▶ [What this task involves]: Each line in the entries below that holds the word "kind" belongs in the answer.

▶ [Provided records]:
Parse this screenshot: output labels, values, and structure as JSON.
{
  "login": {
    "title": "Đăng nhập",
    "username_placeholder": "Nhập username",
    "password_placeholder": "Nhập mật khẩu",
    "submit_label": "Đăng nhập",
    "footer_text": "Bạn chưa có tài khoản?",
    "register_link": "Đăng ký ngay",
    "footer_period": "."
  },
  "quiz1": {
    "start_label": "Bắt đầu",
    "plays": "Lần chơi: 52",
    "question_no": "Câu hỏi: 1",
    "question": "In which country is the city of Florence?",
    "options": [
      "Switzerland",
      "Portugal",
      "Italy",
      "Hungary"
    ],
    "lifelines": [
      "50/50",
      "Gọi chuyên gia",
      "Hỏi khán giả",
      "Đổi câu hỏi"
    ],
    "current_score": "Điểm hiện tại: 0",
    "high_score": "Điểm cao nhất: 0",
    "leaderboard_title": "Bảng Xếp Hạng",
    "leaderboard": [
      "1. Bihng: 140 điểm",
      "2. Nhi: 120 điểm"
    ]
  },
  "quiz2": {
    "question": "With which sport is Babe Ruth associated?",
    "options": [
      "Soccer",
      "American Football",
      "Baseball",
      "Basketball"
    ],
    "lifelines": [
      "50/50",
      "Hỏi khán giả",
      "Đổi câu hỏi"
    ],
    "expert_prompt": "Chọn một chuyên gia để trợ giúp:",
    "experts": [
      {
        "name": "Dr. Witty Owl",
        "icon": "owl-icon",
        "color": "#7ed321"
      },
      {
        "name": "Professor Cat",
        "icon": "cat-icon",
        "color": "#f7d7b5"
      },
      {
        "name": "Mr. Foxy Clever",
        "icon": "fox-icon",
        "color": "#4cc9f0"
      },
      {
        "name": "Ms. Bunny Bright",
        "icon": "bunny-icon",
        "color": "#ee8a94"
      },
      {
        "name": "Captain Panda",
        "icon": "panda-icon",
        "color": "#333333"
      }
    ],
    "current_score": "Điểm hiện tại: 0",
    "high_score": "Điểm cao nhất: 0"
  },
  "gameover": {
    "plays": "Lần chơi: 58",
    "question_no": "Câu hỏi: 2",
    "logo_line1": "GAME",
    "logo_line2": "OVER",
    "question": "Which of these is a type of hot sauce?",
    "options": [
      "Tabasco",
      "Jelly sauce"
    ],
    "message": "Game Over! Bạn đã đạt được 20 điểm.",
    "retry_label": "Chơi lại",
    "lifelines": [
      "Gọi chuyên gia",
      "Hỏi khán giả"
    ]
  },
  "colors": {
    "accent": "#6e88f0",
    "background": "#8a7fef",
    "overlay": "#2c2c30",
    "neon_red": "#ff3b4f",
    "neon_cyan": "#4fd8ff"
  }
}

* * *

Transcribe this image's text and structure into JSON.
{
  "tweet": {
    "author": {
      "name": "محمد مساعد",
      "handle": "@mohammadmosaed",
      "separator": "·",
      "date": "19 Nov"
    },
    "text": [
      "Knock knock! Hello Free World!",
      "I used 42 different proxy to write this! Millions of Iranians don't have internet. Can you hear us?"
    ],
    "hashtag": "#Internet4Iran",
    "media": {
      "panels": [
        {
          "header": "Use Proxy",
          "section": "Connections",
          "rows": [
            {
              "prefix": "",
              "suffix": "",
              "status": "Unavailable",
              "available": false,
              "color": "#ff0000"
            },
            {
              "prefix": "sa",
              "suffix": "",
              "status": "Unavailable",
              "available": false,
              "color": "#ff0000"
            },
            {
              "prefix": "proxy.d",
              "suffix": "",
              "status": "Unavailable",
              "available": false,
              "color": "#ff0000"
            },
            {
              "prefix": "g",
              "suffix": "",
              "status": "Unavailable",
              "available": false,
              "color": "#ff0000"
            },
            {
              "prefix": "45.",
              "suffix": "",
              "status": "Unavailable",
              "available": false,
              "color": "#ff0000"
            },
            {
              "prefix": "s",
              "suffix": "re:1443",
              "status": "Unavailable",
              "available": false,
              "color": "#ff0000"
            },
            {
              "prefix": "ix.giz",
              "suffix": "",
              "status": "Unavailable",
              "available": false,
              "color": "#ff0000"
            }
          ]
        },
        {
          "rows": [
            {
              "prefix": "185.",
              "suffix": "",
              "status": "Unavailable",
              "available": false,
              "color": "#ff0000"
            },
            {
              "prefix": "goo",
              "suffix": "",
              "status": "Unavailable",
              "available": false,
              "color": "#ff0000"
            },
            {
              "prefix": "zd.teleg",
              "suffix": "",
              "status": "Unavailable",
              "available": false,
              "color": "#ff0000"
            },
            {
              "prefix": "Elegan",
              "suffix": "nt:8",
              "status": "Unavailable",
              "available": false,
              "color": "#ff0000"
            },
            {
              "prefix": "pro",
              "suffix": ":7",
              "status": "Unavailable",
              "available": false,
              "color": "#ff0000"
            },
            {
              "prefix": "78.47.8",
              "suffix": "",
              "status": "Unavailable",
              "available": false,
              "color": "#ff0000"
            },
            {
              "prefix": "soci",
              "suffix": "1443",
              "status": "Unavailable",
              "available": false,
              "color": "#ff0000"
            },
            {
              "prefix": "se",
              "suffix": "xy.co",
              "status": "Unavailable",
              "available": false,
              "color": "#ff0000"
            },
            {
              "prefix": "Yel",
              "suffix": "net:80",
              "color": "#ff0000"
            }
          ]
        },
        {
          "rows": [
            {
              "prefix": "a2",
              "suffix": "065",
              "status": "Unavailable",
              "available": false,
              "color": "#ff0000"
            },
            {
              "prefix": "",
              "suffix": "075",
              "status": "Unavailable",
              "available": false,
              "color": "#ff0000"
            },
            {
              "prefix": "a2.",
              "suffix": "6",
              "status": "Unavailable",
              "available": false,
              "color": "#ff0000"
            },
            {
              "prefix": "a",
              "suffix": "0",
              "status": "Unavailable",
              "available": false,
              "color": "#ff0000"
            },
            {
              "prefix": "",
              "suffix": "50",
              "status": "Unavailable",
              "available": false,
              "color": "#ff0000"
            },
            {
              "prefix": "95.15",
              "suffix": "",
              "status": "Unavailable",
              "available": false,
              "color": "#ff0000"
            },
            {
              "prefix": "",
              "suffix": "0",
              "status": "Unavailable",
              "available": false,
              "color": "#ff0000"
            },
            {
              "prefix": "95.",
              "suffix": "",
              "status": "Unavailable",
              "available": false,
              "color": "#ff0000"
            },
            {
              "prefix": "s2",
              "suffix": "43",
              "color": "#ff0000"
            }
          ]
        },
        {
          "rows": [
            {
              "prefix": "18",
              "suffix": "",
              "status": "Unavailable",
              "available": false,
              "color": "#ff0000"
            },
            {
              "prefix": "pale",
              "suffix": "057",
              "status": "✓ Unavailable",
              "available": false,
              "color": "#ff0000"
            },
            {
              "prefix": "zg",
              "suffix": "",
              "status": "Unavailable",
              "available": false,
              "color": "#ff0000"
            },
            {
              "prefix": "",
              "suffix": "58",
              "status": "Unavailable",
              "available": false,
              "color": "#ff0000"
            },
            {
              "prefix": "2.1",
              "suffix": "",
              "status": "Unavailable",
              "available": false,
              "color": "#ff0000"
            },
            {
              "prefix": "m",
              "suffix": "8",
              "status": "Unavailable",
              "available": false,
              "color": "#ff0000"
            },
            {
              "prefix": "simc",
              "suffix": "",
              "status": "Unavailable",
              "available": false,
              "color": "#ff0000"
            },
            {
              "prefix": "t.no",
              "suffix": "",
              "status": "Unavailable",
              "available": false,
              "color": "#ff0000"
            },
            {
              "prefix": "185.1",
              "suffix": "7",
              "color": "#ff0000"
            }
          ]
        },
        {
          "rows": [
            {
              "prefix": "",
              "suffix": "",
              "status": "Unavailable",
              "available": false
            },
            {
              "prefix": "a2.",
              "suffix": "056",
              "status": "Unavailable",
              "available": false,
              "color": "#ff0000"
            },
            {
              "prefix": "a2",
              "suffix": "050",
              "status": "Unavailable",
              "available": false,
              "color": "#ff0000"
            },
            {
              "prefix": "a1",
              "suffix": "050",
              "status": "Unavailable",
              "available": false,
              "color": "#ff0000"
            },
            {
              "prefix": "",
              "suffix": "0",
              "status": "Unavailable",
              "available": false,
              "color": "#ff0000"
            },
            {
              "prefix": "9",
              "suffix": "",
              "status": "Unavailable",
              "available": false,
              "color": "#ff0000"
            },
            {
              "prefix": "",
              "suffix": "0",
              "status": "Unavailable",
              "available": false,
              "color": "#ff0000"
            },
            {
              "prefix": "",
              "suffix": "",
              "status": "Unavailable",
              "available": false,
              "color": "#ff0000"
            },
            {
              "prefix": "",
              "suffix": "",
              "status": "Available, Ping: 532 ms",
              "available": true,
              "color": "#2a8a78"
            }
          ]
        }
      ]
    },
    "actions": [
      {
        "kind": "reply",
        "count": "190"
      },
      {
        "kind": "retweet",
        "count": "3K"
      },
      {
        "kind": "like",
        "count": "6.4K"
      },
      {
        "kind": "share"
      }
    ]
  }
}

▶ [Response to this exercise]:
        "kind": "reply",
        "kind": "retweet",
        "kind": "like",
        "kind": "share"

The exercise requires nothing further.